Cafe Dyrehaven is a hip morning spot in Vesterbro (near Meat Packing District) to grab breakfast. This place is normally packed, so anticipate a little wait. Here you can find great coffee options and some of the best avocado toast in town.
Papirøen or Paper Island, is an island in Christianhavn (go to the end of Nyhavn near the ocean, cross the awesome pedestrian bridge and boom you're there!). Here you can find a great collection of different styles of food to choose from. If it calls for it, grab a beer with your food and head outside to enjoy for a cool view of Copenhagen.
Pølsevogn is something you can find anywhere in Copenhagen. They will be in the heavy traffic areas, especially around strøget, but this is a must try when you are in Denmark. I am of course biased, but the snap of the red Danish hot dog as you bite into it's delicious pork center is going to change your perception of hotdogs. If you want a traditional Danish dog, then order a ristett hotdog with everything (what you see in the video below). A must try, if you haven't had it before, is the Danish remoulade, which is the equivalent of how dependent Americans are with putting ketchup on everything.
Grisen or The Pig, is a street food take on a traditional Danish meal, commonly served during Christmas, called flæskesteg. Here you can find the normal ingredients, pork with crispy skin, red cabbage and brown sauce served sandwich style with a side of fries.

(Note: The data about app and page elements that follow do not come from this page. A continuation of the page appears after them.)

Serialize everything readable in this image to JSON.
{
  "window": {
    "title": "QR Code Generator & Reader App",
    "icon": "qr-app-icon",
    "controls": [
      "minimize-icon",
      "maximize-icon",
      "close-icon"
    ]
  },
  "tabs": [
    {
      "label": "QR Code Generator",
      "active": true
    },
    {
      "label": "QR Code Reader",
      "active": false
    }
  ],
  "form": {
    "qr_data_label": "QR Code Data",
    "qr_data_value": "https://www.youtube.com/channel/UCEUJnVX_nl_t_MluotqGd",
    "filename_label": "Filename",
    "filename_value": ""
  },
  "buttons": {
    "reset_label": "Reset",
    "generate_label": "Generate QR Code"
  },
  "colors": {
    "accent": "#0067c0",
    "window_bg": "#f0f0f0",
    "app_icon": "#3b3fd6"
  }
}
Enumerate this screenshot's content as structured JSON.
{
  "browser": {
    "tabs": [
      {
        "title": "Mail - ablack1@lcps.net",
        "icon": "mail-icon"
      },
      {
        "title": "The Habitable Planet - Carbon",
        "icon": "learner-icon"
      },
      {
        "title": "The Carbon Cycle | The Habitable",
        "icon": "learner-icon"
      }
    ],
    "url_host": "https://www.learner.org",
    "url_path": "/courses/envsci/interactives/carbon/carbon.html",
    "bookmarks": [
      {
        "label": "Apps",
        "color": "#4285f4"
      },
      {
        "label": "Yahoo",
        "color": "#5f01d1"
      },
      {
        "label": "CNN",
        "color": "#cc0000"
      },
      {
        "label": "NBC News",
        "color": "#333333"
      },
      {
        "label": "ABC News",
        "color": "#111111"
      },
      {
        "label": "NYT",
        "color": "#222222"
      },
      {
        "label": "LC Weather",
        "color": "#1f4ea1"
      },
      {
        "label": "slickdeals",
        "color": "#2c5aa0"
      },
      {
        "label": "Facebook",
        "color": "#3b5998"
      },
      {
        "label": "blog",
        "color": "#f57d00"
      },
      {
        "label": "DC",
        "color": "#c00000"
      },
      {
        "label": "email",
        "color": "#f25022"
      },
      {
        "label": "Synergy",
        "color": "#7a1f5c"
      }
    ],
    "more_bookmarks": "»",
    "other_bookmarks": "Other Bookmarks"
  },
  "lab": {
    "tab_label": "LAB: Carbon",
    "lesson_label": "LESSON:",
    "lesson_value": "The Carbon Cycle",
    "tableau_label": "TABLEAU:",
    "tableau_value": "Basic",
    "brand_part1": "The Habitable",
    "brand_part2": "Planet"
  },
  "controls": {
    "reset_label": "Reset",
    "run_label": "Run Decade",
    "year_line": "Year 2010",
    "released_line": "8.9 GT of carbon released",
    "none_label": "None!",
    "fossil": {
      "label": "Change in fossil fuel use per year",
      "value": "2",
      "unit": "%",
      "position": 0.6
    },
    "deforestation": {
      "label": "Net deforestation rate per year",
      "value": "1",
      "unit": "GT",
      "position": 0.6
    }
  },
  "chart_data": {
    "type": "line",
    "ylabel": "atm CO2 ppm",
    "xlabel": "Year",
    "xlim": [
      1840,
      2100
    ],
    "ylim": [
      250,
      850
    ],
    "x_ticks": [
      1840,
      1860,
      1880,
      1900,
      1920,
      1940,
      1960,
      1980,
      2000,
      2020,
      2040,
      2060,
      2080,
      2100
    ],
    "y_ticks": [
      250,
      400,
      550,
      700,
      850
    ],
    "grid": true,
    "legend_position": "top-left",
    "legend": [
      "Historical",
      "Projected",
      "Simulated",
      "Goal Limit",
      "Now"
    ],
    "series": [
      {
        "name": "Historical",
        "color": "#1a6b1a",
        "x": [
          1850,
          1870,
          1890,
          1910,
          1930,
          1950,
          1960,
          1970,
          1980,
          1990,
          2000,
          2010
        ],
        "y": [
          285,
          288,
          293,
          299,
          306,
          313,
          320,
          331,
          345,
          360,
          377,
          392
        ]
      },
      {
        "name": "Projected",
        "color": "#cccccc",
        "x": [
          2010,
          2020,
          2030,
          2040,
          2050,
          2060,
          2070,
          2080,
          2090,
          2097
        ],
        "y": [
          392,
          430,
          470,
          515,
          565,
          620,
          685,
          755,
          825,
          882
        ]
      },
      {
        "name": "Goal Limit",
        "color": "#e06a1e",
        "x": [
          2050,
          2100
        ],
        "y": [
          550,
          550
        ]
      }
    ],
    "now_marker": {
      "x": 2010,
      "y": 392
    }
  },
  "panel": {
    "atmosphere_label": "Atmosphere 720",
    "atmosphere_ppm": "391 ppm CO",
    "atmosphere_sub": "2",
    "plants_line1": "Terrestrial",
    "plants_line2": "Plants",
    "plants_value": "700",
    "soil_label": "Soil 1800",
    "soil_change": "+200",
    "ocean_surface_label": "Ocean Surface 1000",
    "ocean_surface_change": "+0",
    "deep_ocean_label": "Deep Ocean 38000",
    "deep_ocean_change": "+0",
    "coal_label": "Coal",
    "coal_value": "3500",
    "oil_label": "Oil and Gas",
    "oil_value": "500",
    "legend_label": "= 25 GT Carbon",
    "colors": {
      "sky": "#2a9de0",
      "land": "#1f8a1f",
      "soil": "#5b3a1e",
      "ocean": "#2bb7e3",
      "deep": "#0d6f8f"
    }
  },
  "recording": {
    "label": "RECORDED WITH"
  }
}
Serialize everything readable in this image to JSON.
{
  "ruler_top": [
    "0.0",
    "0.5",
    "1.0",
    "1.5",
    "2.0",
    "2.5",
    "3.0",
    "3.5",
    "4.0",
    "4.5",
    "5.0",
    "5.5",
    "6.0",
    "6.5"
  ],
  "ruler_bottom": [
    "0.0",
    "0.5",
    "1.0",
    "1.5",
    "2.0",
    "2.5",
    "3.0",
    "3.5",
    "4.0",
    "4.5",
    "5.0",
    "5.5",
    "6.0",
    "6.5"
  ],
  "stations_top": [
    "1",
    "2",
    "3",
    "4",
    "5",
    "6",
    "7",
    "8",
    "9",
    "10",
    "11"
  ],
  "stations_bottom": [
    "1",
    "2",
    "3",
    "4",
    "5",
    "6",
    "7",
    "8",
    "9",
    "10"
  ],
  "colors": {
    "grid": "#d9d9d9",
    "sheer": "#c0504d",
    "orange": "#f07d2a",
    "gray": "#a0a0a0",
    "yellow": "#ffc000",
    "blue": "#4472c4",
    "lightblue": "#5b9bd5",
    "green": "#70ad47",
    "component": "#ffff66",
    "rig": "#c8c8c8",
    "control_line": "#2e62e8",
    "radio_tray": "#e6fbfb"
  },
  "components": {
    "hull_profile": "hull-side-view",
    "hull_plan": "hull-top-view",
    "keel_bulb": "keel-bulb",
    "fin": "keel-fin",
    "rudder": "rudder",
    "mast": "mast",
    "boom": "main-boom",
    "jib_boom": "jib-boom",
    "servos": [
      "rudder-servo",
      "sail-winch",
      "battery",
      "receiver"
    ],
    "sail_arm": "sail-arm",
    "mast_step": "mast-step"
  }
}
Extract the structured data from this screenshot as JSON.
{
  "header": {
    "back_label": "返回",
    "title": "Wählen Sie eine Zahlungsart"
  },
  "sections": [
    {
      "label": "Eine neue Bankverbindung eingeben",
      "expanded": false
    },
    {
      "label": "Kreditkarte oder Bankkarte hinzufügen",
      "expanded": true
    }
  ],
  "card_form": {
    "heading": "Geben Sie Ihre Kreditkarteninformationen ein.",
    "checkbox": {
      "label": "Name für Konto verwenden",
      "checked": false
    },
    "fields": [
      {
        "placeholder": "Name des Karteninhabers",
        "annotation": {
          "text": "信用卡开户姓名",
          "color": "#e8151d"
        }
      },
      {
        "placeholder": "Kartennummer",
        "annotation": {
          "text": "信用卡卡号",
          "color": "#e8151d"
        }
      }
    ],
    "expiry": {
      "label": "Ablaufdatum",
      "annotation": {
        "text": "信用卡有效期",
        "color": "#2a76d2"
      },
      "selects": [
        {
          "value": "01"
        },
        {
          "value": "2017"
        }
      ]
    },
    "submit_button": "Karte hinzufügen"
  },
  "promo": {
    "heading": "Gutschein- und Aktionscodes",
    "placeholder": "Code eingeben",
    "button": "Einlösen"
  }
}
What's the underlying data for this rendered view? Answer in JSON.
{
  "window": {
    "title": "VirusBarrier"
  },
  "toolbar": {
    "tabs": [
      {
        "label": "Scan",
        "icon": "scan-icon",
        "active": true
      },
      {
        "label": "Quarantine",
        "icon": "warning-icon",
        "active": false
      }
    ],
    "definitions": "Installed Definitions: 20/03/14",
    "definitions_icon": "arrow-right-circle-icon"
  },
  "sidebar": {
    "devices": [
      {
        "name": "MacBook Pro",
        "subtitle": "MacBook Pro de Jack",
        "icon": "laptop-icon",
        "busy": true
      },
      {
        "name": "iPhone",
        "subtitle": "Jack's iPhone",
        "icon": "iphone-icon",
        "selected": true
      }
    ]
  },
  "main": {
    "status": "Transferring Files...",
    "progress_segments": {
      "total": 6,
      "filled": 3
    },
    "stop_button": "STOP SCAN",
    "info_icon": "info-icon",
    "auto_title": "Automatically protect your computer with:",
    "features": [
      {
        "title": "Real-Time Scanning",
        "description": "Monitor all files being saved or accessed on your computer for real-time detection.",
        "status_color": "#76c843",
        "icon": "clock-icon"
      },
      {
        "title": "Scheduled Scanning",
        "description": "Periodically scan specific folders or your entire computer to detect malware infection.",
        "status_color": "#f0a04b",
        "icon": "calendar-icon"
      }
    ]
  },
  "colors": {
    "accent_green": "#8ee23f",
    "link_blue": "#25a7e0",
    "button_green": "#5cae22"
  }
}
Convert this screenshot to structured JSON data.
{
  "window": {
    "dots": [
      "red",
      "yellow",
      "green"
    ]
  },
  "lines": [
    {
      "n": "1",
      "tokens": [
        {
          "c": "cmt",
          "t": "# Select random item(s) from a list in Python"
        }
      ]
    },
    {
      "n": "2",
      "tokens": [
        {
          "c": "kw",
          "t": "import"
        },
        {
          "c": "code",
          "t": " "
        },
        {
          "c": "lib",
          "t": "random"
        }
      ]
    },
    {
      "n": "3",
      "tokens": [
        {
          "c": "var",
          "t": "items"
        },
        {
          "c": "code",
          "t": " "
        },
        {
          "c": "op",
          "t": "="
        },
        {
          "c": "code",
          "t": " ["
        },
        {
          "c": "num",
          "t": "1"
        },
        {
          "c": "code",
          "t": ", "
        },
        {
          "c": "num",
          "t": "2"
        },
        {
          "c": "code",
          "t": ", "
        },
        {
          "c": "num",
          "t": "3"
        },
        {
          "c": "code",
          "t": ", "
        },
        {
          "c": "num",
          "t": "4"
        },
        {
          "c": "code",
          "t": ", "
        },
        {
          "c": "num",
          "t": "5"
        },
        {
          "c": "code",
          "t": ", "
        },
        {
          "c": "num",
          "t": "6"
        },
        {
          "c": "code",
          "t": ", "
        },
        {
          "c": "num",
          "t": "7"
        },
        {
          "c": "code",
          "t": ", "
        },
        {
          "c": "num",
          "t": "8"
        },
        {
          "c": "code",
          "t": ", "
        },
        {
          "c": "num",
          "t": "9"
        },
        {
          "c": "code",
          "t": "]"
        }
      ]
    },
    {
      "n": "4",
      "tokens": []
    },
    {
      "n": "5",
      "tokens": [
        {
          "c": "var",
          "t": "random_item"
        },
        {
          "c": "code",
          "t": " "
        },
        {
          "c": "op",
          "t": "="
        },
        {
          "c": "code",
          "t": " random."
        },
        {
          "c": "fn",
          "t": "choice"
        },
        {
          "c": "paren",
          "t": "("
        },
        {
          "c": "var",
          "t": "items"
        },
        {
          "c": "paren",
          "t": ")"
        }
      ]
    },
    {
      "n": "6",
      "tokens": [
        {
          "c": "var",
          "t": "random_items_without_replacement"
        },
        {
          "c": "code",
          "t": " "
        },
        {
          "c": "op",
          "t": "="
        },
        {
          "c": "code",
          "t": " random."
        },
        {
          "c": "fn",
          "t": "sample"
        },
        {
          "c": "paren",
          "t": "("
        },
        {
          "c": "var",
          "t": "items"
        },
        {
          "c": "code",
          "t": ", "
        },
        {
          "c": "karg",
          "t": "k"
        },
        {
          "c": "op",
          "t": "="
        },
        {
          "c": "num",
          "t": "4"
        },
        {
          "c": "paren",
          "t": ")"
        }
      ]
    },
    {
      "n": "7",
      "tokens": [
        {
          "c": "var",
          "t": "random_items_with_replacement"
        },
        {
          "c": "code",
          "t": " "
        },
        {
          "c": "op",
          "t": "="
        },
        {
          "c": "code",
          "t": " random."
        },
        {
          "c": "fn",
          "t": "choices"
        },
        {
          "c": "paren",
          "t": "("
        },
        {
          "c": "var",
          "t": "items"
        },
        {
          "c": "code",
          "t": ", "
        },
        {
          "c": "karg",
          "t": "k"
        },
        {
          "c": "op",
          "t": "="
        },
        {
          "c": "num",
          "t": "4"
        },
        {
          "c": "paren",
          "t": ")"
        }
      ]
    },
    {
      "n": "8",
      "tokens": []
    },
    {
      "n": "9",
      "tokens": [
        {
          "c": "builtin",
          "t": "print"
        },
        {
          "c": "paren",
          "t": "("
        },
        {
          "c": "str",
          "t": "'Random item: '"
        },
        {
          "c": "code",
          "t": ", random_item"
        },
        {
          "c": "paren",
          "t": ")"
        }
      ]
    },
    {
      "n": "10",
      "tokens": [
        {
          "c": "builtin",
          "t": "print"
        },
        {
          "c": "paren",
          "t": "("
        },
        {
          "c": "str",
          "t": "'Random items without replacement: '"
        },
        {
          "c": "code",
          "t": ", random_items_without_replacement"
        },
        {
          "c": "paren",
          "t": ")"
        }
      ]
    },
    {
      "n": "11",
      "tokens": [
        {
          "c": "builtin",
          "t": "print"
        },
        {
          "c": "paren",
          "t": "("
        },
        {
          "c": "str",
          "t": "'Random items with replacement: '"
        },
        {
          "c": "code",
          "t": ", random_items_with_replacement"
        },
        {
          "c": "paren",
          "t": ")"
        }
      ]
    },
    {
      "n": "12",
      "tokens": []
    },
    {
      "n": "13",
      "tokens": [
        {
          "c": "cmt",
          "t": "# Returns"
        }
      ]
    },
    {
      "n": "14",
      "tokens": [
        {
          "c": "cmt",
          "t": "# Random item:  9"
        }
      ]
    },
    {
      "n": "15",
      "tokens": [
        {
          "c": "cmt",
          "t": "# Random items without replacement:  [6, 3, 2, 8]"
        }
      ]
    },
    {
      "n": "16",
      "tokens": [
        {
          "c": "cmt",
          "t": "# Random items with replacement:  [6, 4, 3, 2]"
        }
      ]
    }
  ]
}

Madklubben Vesterbro is a great place to grab dinner. My friend is the manager of this place so I have visited frequently. This unique and very well decorated restaurant takes the approach of providing a selection of higher end meals at an affordable price, with the sacrifice of having a younger more energetic staff who may not be snobbish sommeliers and a larger restaurant to fit more people. I would highly recommend this place and if you are there during the weekend, make reservations. Madklubben is one of many different themed restaurants in Copenhagen under the same ownership. I have tried a few others and would recommend checking them out based on your location on their website.
City Kroen is not something I would typically recommend unless you are in Copenhagen during Christmas. They do have a great Jule (Christmas) frokost (lunch) buffet where you can try the traditional food that is served during this festive lunch. All of December is filled with Danes having these lunches with their friends, family and co-workers in private homes and in public places. Don't be surprised if you find a huge table of Danes getting happy from beer and akvavit if you visit this restaurant during Christmas. Just remember to skål (pronounced skol) and clink your glasses together before taking a sip. That is the proper way to say cheers in Denmark!
Manfreds is a smaller establishment but making big waves in Copenhagen, especially for their tartar, which I can attest is the best tartar I have had anywhere in the world. I would recommend going with the preset multiple course meal on the menu, but in addition order the tartar. I would also suggest doing the wine pairing as well. This restaurant is a little on the pricey end, so for two people expect to pay in excess of $180. Also because of its popularity and small size, I highly recommend making reservations a few days in advance.
These are only a few options of many in Copenhagen, but I hope they serve you well during your visit. Please do not hesitate to post in the comments section with questions and I will do my best to answer. Safe travels and enjoy!